Twitter CEO Dick Costolo dismissed as rumors reports that Google and Facebook have offered to purchase the microblog service, the latest in an acquisition story with a long tail.
The Wall Street Journal rekindled the rumor when it said Google and Facebook held low-level talks with Twitter about buying the company for $8 billion to $10 billion.
Costolo, speaking at Mobile World Congress in Barcelona, Spain, Feb. 14, said, “I don’t know where these things come from. It’s just a rumor.”
Costolo, who took the helm as CEO from co-founder Evan Williams in October, has frequently downplayed acquisition talks, noting that Twitter’s goal is to remain independent and grow a large business.
The company in December banked $200 million funding that valued the company at $3.7 billion. To wit, an $8 billion or $10 billion offer appears handsome.
Still, in a world where money talks, not every company is like Twitter or Groupon, which thumbed its nose at a $6 billion tender offer from Google last December.
It’s easy to see why Google and Facebook, whose rivalry has intensified as the social network has lured eyeballs from the search giant, would be interested in Twitter.
Twitter has 200 million users, accounting for 130 million tweets per day. According to eMarketer, Twitter is on pace to make $150 million in advertising, or triple its 2010 earnings, in 2011. The upside is great.
One interesting question is which company Twitter would best fit: Facebook or Google? Facebook, one could argue, already has the communication tools, including status updates and chat, that might make Twitter unnecessary.
Yet Forrester Research analyst Augie Ray sees Twitter as being quite attractive to the social network’s designs because Twitter’s trove of data about people and their interests would well fit Facebook’s business model.
“What is less clear to me is the benefit Twitter would receive, outside of cash of course, for merging with Facebook,” Ray told eWEEK. “Given their commitment to their product and vision, one of the concerns those at Twitter may have about Facebook may be the autonomy they’d be allowed and how Facebook envisions integrating Twitter into the Facebook experience.”
Ray said an acquisition by Google might make more sense for Twitter given Google’s self-service platform for ad purchasing. Twitter is currently developing its own self-service platform for its Promoted ad products.
There is a Catch-22 with the Google-Twitter tie. Google has lagged in social software, which makes Twitter more desirable for the search engine.
However, Twitter executives know full well the risks of joining Google after the Web giant let the early social location service Dodgeball languish before founder Dennis Crowley left to form the highly successful Foursquare.

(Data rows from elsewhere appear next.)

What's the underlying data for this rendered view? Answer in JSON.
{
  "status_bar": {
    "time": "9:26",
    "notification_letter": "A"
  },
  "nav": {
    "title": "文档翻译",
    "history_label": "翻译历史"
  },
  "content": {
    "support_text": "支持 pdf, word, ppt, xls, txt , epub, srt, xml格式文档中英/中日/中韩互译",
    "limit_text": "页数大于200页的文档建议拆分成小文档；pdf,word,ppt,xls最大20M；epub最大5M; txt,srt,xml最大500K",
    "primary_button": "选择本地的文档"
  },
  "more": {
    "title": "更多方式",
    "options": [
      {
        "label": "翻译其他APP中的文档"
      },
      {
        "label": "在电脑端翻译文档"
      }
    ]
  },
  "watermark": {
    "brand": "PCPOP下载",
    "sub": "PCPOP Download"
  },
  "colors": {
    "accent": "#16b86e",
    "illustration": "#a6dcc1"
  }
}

In any case, if Twitter is firm in its resolve to stay independent, the story is a nonissue. But if it is wavering in its resolve, at least it appears to have exit options.
“Twitter must make some decisions as to how quickly they can scale, the risks they may encounter, and the benefits that could come from combining with another organization and getting access to their technology and user base,” Ray said. “It can be hard for a company that has just $100 to $150 million of revenue [reportedly] to turn down an offer of $8 billion.”